··· EXCERPTED RECORDS ···

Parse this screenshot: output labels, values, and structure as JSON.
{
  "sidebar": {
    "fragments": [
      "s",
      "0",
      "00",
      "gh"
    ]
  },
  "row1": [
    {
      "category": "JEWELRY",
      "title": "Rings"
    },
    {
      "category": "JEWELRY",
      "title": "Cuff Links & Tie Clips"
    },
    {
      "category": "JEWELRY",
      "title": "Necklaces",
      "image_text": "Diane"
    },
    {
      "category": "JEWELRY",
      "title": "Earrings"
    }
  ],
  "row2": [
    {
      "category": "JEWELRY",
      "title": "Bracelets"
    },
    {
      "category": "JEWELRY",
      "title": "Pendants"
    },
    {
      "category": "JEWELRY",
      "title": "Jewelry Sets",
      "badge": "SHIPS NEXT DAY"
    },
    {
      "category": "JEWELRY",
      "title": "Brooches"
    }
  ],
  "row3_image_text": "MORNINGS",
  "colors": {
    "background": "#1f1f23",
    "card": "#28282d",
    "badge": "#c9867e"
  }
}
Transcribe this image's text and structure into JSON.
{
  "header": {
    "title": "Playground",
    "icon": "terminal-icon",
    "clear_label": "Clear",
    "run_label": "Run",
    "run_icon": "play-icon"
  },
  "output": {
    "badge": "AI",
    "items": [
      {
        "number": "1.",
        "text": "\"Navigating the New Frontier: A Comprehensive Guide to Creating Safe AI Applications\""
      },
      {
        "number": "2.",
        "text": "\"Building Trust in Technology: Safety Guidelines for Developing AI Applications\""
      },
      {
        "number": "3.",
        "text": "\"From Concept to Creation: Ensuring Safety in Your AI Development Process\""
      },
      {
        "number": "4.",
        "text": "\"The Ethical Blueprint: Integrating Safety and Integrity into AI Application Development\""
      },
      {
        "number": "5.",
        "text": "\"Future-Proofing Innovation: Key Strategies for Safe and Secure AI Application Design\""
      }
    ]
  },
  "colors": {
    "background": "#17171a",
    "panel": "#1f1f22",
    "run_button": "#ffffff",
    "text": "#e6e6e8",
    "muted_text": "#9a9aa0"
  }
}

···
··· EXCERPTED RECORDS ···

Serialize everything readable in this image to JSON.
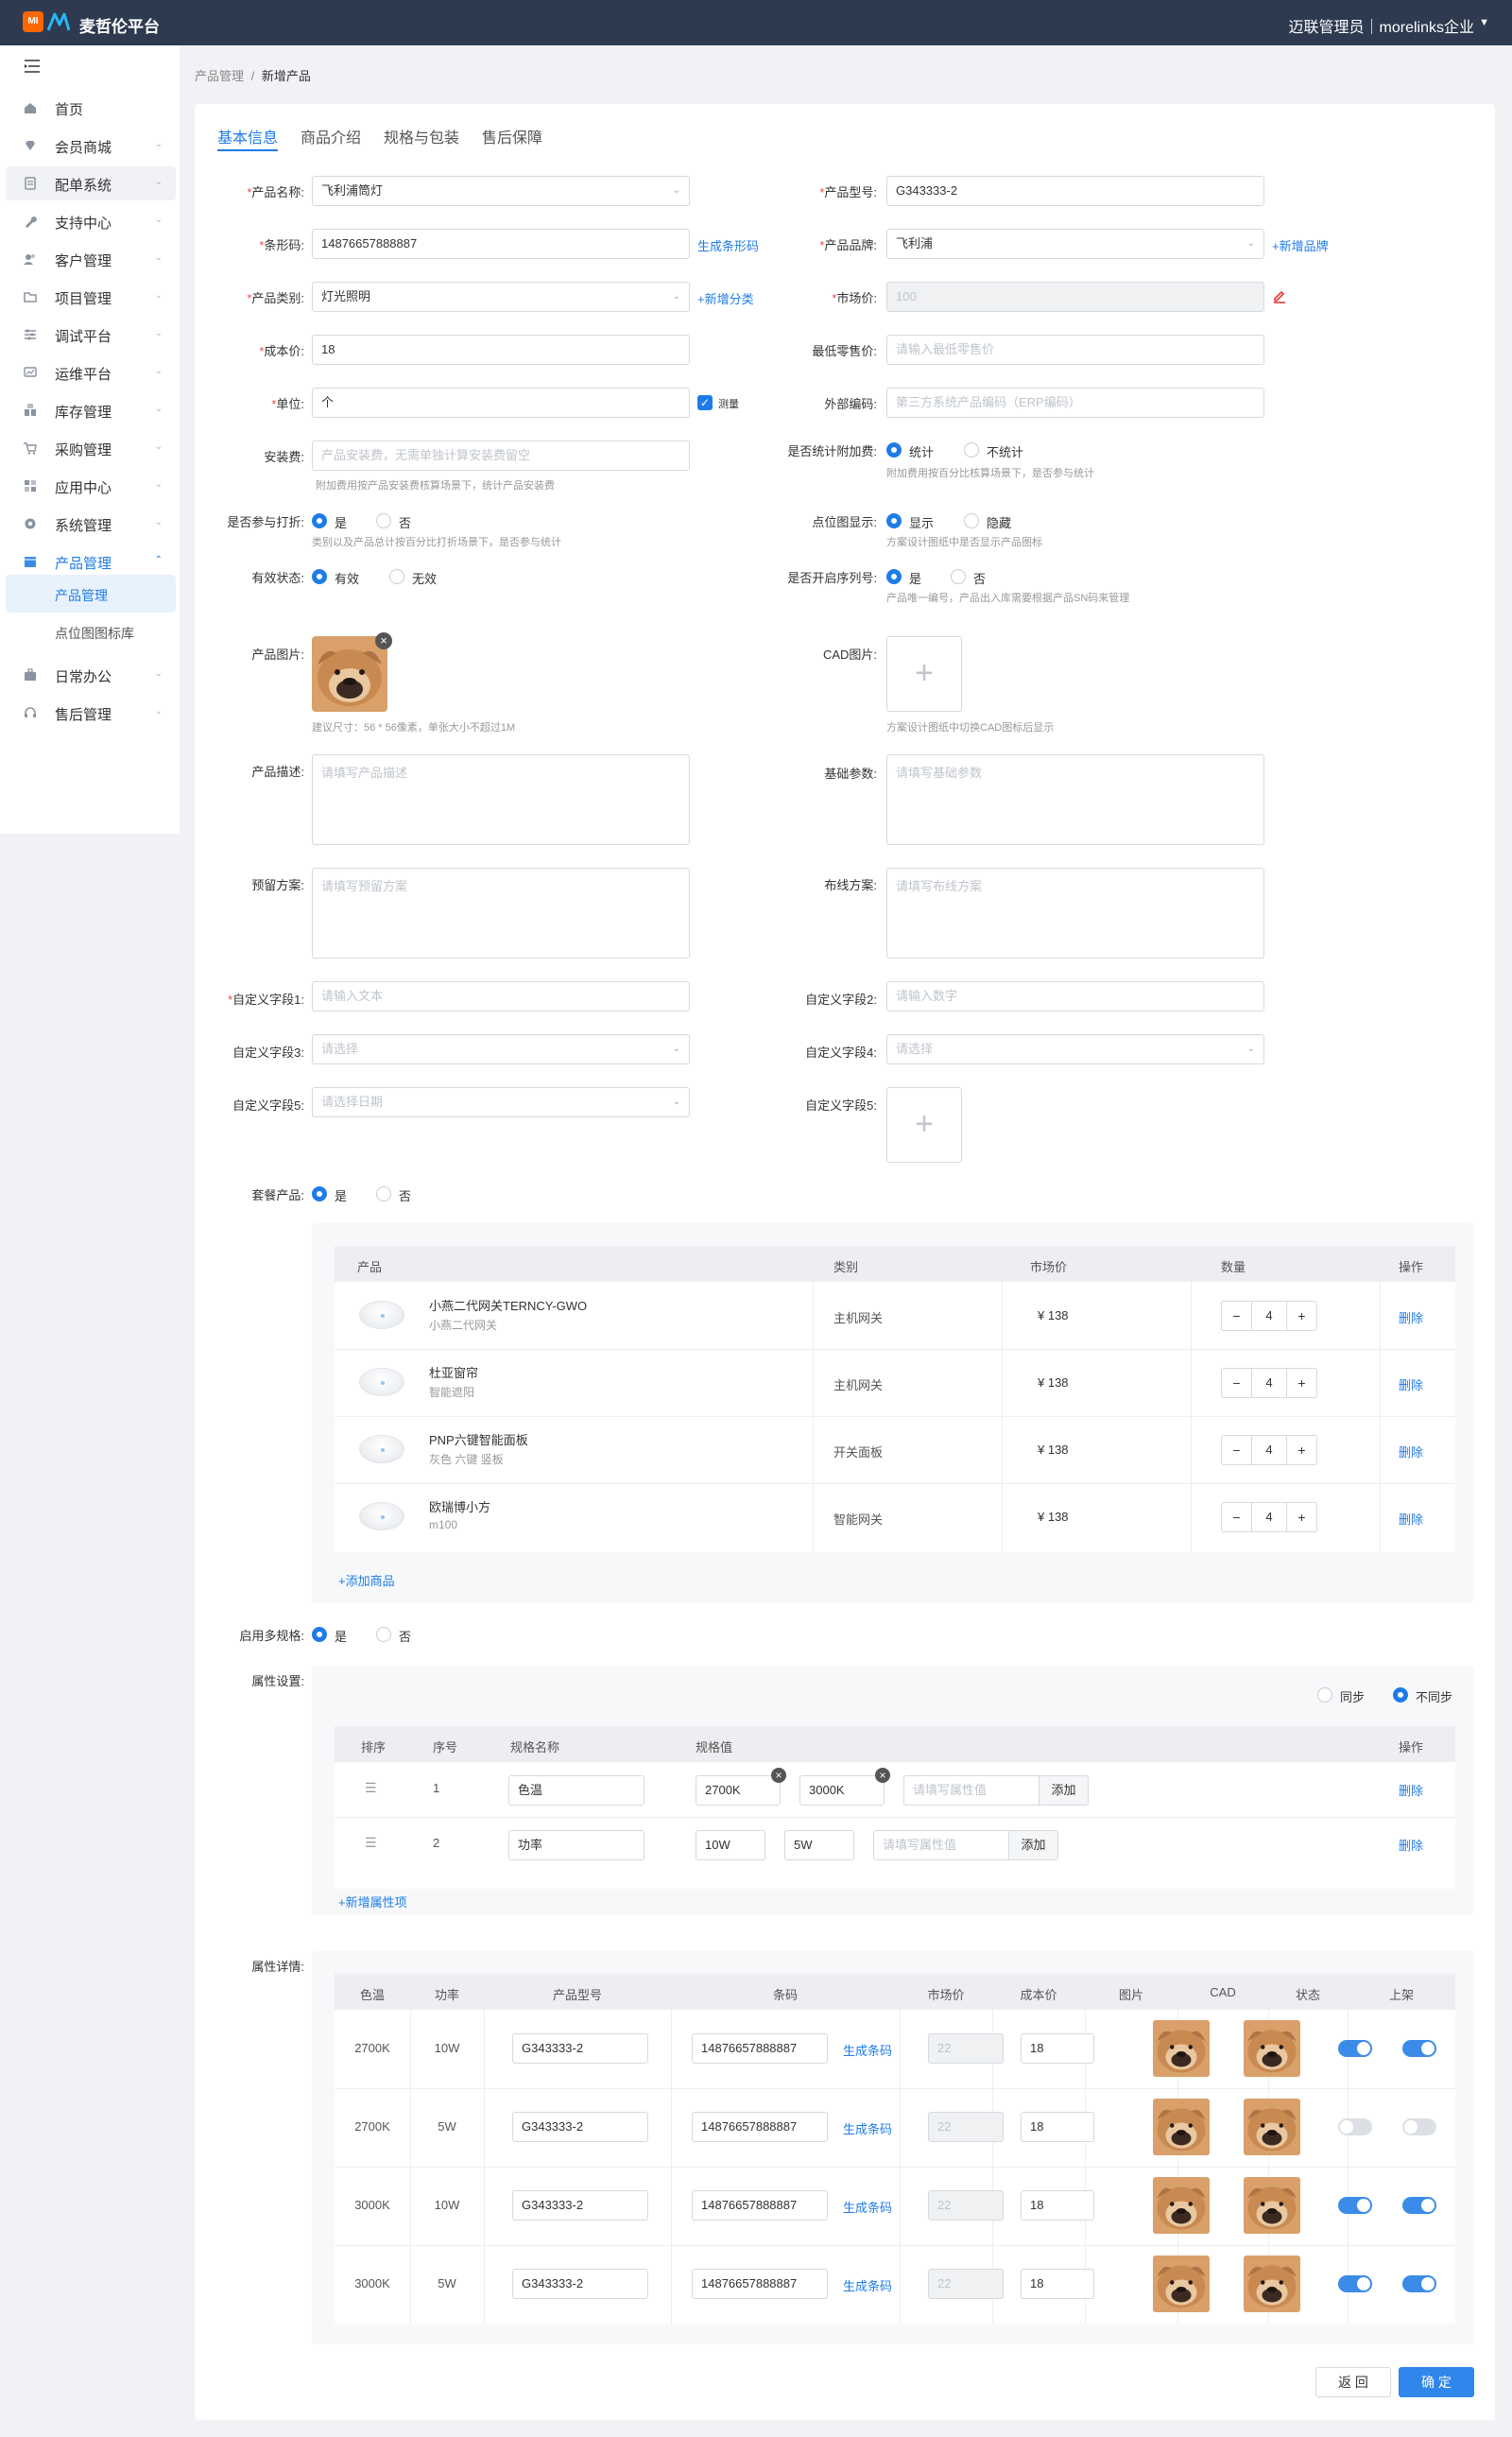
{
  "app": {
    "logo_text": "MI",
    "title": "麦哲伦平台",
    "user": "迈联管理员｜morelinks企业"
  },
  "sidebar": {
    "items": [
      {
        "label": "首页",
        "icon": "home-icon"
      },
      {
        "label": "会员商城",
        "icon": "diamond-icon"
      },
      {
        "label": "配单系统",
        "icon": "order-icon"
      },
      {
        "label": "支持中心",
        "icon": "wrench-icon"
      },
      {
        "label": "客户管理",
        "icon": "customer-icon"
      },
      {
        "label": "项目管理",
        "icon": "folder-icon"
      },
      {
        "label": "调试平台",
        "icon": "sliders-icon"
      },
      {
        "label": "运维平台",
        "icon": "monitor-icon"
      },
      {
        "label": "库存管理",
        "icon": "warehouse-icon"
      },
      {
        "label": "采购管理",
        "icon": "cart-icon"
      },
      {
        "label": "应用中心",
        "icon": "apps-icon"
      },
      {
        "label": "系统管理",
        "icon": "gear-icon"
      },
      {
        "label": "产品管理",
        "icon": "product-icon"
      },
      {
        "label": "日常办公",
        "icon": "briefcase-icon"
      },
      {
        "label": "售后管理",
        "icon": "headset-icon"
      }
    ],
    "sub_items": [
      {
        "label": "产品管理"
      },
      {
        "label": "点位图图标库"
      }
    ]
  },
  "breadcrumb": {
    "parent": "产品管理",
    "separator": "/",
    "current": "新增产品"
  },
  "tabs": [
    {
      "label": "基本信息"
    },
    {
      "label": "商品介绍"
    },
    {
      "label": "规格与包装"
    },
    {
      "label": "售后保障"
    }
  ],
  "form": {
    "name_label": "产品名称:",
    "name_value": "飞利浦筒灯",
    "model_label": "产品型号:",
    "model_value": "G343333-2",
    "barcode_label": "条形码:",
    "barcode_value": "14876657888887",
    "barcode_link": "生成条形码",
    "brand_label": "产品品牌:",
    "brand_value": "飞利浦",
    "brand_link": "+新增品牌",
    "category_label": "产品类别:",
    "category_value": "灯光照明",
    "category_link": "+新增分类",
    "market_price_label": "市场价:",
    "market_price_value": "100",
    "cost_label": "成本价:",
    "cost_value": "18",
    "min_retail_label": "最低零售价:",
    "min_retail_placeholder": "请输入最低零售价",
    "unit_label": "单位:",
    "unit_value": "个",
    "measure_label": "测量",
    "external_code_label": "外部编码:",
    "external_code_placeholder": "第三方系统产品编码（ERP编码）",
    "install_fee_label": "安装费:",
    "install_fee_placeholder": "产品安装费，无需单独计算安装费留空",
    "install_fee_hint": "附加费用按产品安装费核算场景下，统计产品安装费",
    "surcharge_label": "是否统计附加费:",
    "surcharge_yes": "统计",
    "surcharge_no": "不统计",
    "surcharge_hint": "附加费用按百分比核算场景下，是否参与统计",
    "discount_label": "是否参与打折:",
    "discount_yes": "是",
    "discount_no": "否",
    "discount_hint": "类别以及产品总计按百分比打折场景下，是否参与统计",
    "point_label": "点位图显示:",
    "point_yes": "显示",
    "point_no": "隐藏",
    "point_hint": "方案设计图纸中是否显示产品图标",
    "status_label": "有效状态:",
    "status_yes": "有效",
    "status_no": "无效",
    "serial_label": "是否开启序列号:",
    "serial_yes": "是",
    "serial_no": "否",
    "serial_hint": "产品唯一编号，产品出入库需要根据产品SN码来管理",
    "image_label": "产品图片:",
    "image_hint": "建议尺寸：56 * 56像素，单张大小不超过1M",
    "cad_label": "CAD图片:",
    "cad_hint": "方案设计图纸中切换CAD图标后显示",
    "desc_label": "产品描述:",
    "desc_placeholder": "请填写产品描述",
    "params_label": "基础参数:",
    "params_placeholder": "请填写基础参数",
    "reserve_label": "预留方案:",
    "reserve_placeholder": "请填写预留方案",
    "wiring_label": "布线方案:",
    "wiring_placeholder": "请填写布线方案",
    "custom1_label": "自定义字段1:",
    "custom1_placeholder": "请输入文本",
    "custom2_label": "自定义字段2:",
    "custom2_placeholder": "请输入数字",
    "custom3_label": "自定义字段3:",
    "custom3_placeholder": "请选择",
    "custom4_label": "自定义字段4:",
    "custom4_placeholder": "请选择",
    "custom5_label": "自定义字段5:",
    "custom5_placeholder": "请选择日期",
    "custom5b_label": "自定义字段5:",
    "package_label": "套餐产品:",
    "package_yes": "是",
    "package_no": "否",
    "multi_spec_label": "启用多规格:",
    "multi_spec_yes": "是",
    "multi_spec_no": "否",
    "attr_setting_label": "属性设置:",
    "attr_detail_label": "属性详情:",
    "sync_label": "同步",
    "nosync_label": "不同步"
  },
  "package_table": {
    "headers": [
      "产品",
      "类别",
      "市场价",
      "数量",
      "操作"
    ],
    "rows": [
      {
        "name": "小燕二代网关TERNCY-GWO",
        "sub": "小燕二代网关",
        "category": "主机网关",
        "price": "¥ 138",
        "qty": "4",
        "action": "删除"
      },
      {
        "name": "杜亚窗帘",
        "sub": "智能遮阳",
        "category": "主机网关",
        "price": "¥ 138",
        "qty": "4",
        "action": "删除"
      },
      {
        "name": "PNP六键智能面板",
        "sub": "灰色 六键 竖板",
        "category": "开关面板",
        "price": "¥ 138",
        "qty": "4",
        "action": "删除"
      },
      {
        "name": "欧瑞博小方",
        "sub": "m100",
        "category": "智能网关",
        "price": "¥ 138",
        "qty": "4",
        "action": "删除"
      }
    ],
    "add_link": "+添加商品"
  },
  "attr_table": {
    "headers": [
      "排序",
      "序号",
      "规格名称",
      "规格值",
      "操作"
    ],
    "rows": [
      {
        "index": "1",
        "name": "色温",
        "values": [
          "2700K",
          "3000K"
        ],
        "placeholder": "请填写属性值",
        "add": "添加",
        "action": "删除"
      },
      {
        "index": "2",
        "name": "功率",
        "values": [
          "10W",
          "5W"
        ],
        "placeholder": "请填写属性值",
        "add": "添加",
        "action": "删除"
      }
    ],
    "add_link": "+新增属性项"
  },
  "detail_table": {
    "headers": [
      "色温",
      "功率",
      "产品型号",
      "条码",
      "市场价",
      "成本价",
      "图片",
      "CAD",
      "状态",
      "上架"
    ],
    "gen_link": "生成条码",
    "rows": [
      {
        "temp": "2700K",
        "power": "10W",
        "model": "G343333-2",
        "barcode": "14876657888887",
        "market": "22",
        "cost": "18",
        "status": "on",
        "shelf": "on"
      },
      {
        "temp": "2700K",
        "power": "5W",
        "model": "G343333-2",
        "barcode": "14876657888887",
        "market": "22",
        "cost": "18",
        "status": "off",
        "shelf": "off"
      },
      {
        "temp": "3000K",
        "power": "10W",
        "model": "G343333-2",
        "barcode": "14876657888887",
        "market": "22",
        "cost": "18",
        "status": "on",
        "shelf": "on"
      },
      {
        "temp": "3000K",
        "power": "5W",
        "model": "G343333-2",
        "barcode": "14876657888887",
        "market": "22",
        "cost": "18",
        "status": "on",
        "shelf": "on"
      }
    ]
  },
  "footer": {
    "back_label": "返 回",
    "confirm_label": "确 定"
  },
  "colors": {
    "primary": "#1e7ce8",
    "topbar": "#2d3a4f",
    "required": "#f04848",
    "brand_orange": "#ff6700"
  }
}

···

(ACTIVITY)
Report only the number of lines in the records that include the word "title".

(SOLUTION)
10